On a recent review that compared the sound of his new music to Yes and David Bowie:
“I recently started playing guitar for, like, three years. My guitar teacher is the biggest Yes fan ever, so he’s gotten me into Yes heavy. I guess for the last few years, I’ve been writing my songs from guitar, when before, I would write from the keyboard. I think that has been a change in [my] sound.”
On writing on the guitar:
“[Writing on guitar] is just easier,” he says. “It’s easier to find melodies and it’s easier to travel with.”
On learning guitar:
“I felt like I was finding the same kinds of sounds on the piano,” he explains. “I just wanted to stretch my mind a little more.”
On his writing process:
“I usually have a bunch of different sketches in my head, and I just walk around all day and sharpen them up in my mind. And then when they get good enough, I’ll either show them to the band, or I’ll put it down on my little Logic contraption I got on my computer. On this album, I did it that way, and also some stuff just happened through jam sessions, just jamming with the band.”
On recording A Love Surreal:
“This album, everything really went smoothly. On my last album, I learned a lot, so I sort of came in with a certain game plan on how to simplify everything and make it better.”
On his quest to recreate the sound he hears in his head:
“I’ve always been searching for this certain lo-fi sound that I hear in my head. Every album, we get closer and closer.”
“Not there yet?” I ask.
“No, no,” he says.
“Think you’ll get there one day?”
“Yeah, yeah—that’s the whole challenge. We got really close—closer than I’ve ever been.”
On performing live:
“I’ve been singing in front of people [in church] since I was four years old, so I’m used to it.” Through the years, performing professionally, he says his style has gone through changes. “It’s a mixture of everything I’ve kind of experienced in my life. I guess it changes every time I do a record, almost, but still keeps with the old. It’s a progression, sort of.”
On the title of his new album:
“Love Surreal is a homage to an album I did that never came out, and I was going to name that A Love for Sale. And now that this album is coming out, it’s kind of surreal. It’s about finding passion and reigniting the fire that once was there and reaffirming love. The surrealism thing, I took from Salvador Dali. I was really trying to make music that you could visualize, as well as listen to.”
On the album cover artwork:
“Initially, we wanted to remake a Salvador Dali—of Dali and the skull. I worked with eOne’s art department and I worked with [photographer] Marc Baptiste, who took the photos.”
As was to be expected from a release event, the show was heavy on new material, all of which was enthusiastically received by the crowd. (Earlier songs were included, as well, though.) Bilal is the type of artist with fans in the truest sense of the word—fanatics who hang on his every note, applaud his every move. On stage, he seemed devoid of any trace of self-consciousness, but some of the more over-the-top vocals and antics that marked performances I had seen by him many years back were replaced with a more refined—but still fully dedicated—presence. Simply put, he is a phenomenal performer.
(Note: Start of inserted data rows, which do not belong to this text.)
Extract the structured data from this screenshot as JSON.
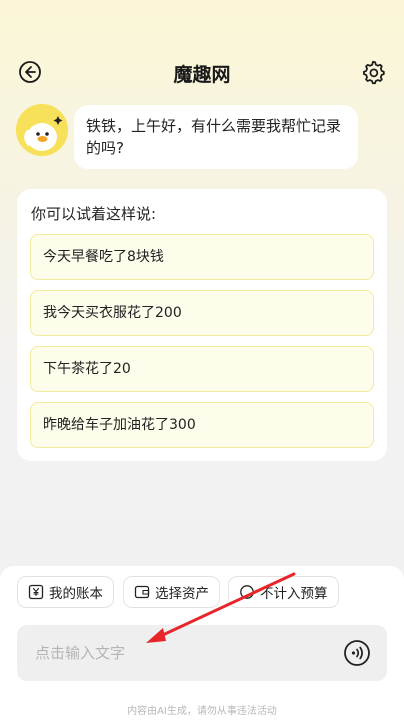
{
  "header": {
    "title": "魔趣网"
  },
  "greeting": {
    "text": "铁铁，上午好，有什么需要我帮忙记录的吗?"
  },
  "suggestions": {
    "title": "你可以试着这样说:",
    "items": [
      "今天早餐吃了8块钱",
      "我今天买衣服花了200",
      "下午茶花了20",
      "昨晚给车子加油花了300"
    ]
  },
  "chips": {
    "account": "我的账本",
    "assets": "选择资产",
    "budget": "不计入预算"
  },
  "input": {
    "placeholder": "点击输入文字"
  },
  "footer": {
    "disclaimer": "内容由AI生成，请勿从事违法活动"
  },
  "colors": {
    "accent_yellow": "#f7e05a",
    "item_border": "#f3ea9f",
    "item_bg": "#fefcea",
    "arrow_red": "#e8252a"
  }
}
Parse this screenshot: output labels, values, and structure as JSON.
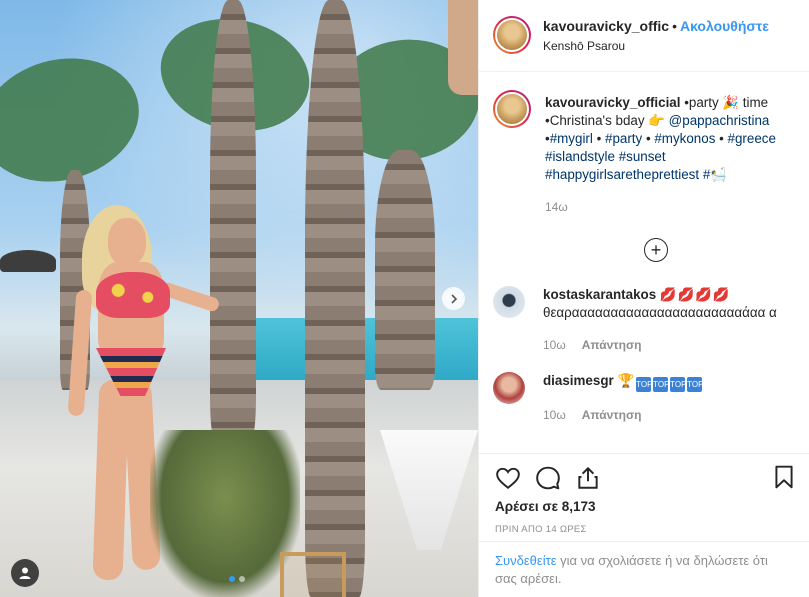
{
  "header": {
    "username": "kavouravicky_offic",
    "separator": "•",
    "follow_label": "Ακολουθήστε",
    "location": "Kenshō Psarou"
  },
  "caption": {
    "username": "kavouravicky_official",
    "text_1": " •party 🎉 time •Christina's bday 👉 ",
    "mention": "@pappachristina",
    "text_2": " •",
    "tag_1": "#mygirl",
    "sep_1": " • ",
    "tag_2": "#party",
    "sep_2": " • ",
    "tag_3": "#mykonos",
    "sep_3": " • ",
    "tag_4": "#greece",
    "tag_5": "#islandstyle",
    "tag_6": "#sunset",
    "tag_7": "#happygirlsaretheprettiest",
    "tag_8": "#🛀",
    "time": "14ω"
  },
  "comments": [
    {
      "username": "kostaskarantakos",
      "emoji": "💋💋💋💋",
      "text": "θεαρααααααααααααααααααααααάαα α",
      "time": "10ω",
      "reply_label": "Απάντηση"
    },
    {
      "username": "diasimesgr",
      "emoji": "🏆",
      "top_badges": [
        "TOP",
        "TOP",
        "TOP",
        "TOP"
      ],
      "time": "10ω",
      "reply_label": "Απάντηση"
    }
  ],
  "actions": {
    "likes": "Αρέσει σε 8,173",
    "timestamp": "ΠΡΙΝ ΑΠΟ 14 ΩΡΕΣ"
  },
  "login_prompt": {
    "link": "Συνδεθείτε",
    "text": " για να σχολιάσετε ή να δηλώσετε ότι σας αρέσει."
  },
  "carousel": {
    "dots": 2,
    "active_index": 0
  },
  "colors": {
    "accent": "#3897f0",
    "hashtag": "#003569",
    "muted": "#8e8e8e",
    "text": "#262626"
  }
}
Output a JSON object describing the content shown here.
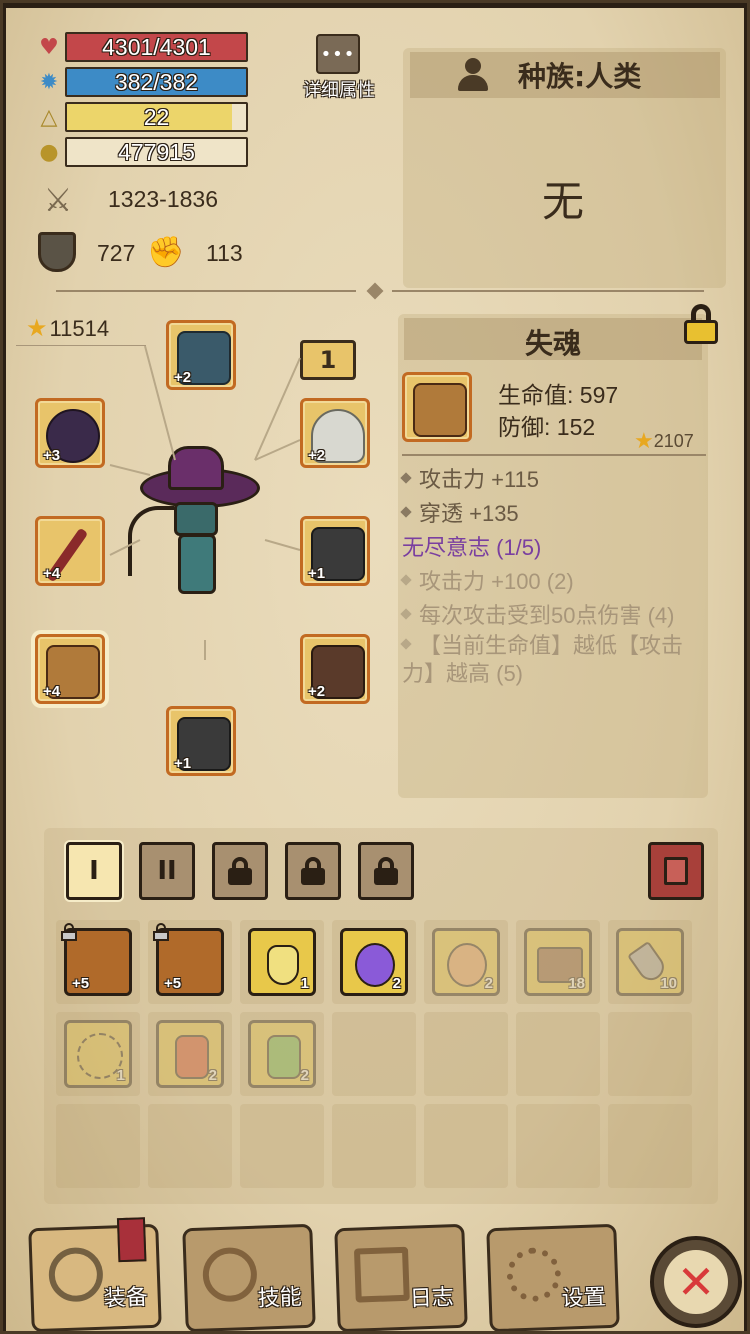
{
  "colors": {
    "hp": "#c3474a",
    "mp": "#3d8bc6",
    "level": "#ecd56a",
    "accent_purple": "#7a3fa0",
    "parchment": "#e6d6b2"
  },
  "stats": {
    "hp": {
      "text": "4301/4301",
      "fraction": 1.0,
      "icon": "heart-icon"
    },
    "mp": {
      "text": "382/382",
      "fraction": 1.0,
      "icon": "gear-icon"
    },
    "level": {
      "text": "22",
      "fraction": 0.92,
      "icon": "triangle-icon"
    },
    "gold": {
      "text": "477915",
      "icon": "gold-icon"
    },
    "attack": {
      "text": "1323-1836",
      "icon": "crossed-swords-icon"
    },
    "defense": {
      "text": "727",
      "icon": "shield-icon"
    },
    "magic": {
      "text": "113",
      "icon": "fist-icon"
    }
  },
  "detail_button": {
    "dots": "•••",
    "label": "详细属性"
  },
  "race": {
    "title": "种族:人类",
    "value": "无"
  },
  "equipment": {
    "score": "11514",
    "page_badge": "1",
    "slots": [
      {
        "name": "helmet",
        "plus": "+2"
      },
      {
        "name": "ring",
        "plus": "+3"
      },
      {
        "name": "wings",
        "plus": "+2"
      },
      {
        "name": "sword",
        "plus": "+4"
      },
      {
        "name": "armor",
        "plus": "+1"
      },
      {
        "name": "bracer",
        "plus": "+4"
      },
      {
        "name": "pants",
        "plus": "+2"
      },
      {
        "name": "boots",
        "plus": "+1"
      }
    ]
  },
  "item_detail": {
    "name": "失魂",
    "stat1": "生命值: 597",
    "stat2": "防御: 152",
    "score": "2107",
    "effects": [
      {
        "text": "攻击力 +115",
        "active": true
      },
      {
        "text": "穿透 +135",
        "active": true
      }
    ],
    "set_name": "无尽意志 (1/5)",
    "set_effects": [
      {
        "text": "攻击力 +100 (2)"
      },
      {
        "text": "每次攻击受到50点伤害 (4)"
      },
      {
        "text": "【当前生命值】越低【攻击力】越高 (5)"
      }
    ]
  },
  "bag": {
    "tabs": [
      "I",
      "II"
    ],
    "items": [
      {
        "name": "hat",
        "plus": "+5",
        "count": "",
        "locked": true
      },
      {
        "name": "crossbow",
        "plus": "+5",
        "count": "",
        "locked": true
      },
      {
        "name": "potion-gold",
        "count": "1"
      },
      {
        "name": "potion-purple",
        "count": "2"
      },
      {
        "name": "potion-orange",
        "count": "2"
      },
      {
        "name": "chest",
        "count": "18"
      },
      {
        "name": "shovel",
        "count": "10"
      },
      {
        "name": "web",
        "count": "1"
      },
      {
        "name": "potion-red",
        "count": "2"
      },
      {
        "name": "potion-green",
        "count": "2"
      }
    ]
  },
  "nav": {
    "equip": "装备",
    "skills": "技能",
    "log": "日志",
    "settings": "设置"
  }
}
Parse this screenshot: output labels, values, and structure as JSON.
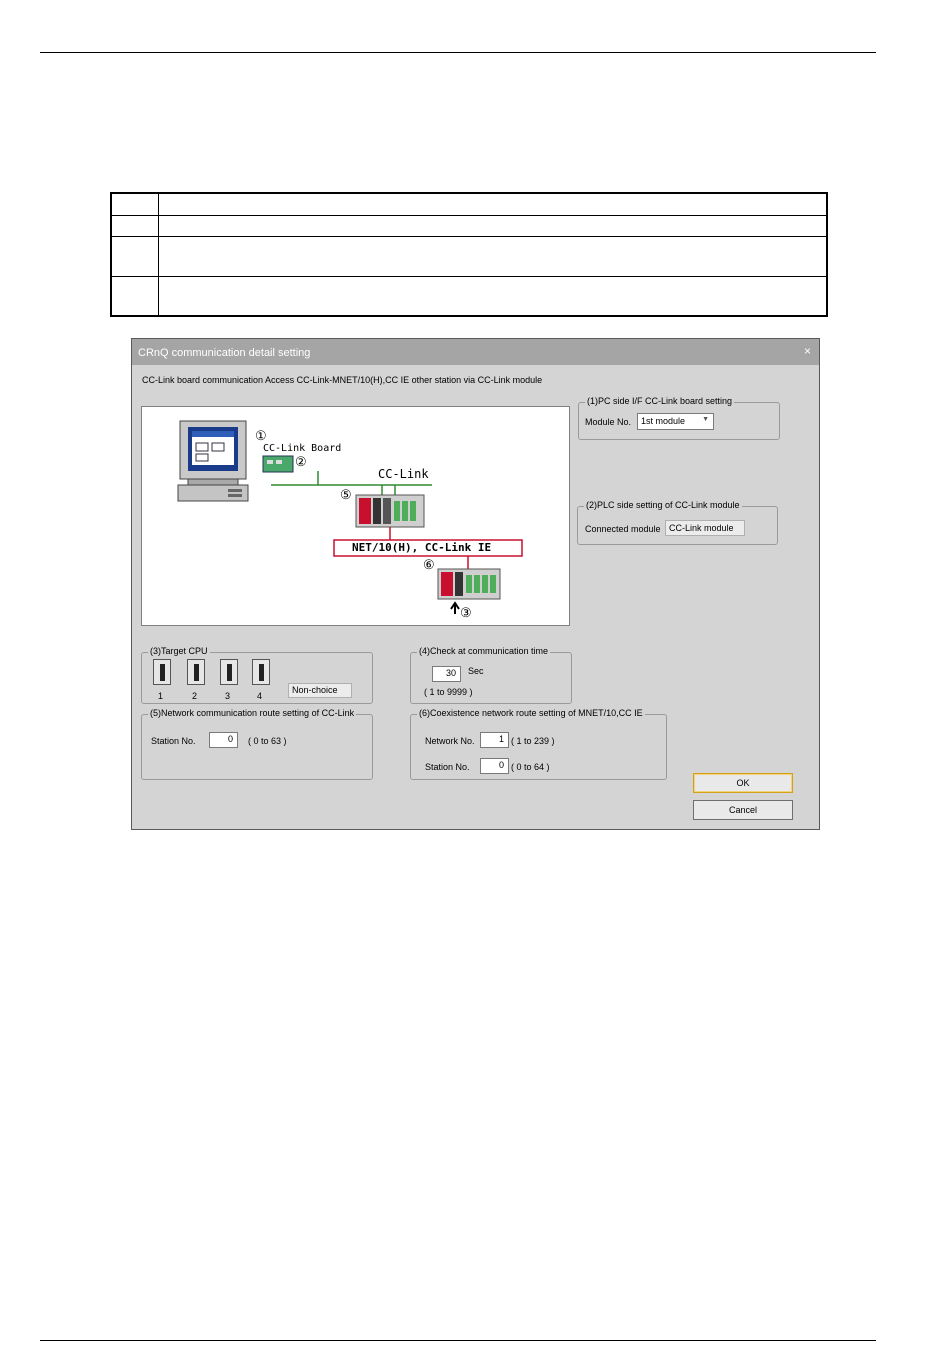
{
  "dialog": {
    "title": "CRnQ communication detail setting",
    "close_glyph": "×",
    "description": "CC-Link board communication Access CC-Link-MNET/10(H),CC IE other station via CC-Link module"
  },
  "diagram": {
    "marker_1": "①",
    "marker_2": "②",
    "marker_3": "③",
    "marker_5": "⑤",
    "marker_6": "⑥",
    "board_label": "CC-Link Board",
    "bus_label": "CC-Link",
    "network_label": "NET/10(H), CC-Link IE"
  },
  "pc_side": {
    "title": "(1)PC side I/F CC-Link board setting",
    "module_no_label": "Module No.",
    "module_no_value": "1st module"
  },
  "plc_side": {
    "title": "(2)PLC side setting of CC-Link module",
    "connected_label": "Connected module",
    "connected_value": "CC-Link module"
  },
  "target_cpu": {
    "title": "(3)Target CPU",
    "cpus": [
      "1",
      "2",
      "3",
      "4"
    ],
    "selection": "Non-choice"
  },
  "check_time": {
    "title": "(4)Check at communication time",
    "value": "30",
    "unit": "Sec",
    "range": "( 1 to 9999 )"
  },
  "route": {
    "title": "(5)Network communication route setting of CC-Link",
    "station_label": "Station No.",
    "station_value": "0",
    "range": "( 0 to 63 )"
  },
  "coexistence": {
    "title": "(6)Coexistence network route setting of MNET/10,CC IE",
    "network_label": "Network No.",
    "network_value": "1",
    "network_range": "( 1 to 239 )",
    "station_label": "Station No.",
    "station_value": "0",
    "station_range": "( 0 to 64 )"
  },
  "buttons": {
    "ok": "OK",
    "cancel": "Cancel"
  }
}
And the band? The band—keyboardist, guitarist, bassist, drummer, percussionist, and two background singers—was tight, rocking, and having what looked like a lot of fun. Bilal was clearly enjoying himself, as well, getting back on stage for an encore that seemed almost as long as the main show itself.
A Love Surreal will be released on February 26.
Click on photo above or here for a photo gallery from the show.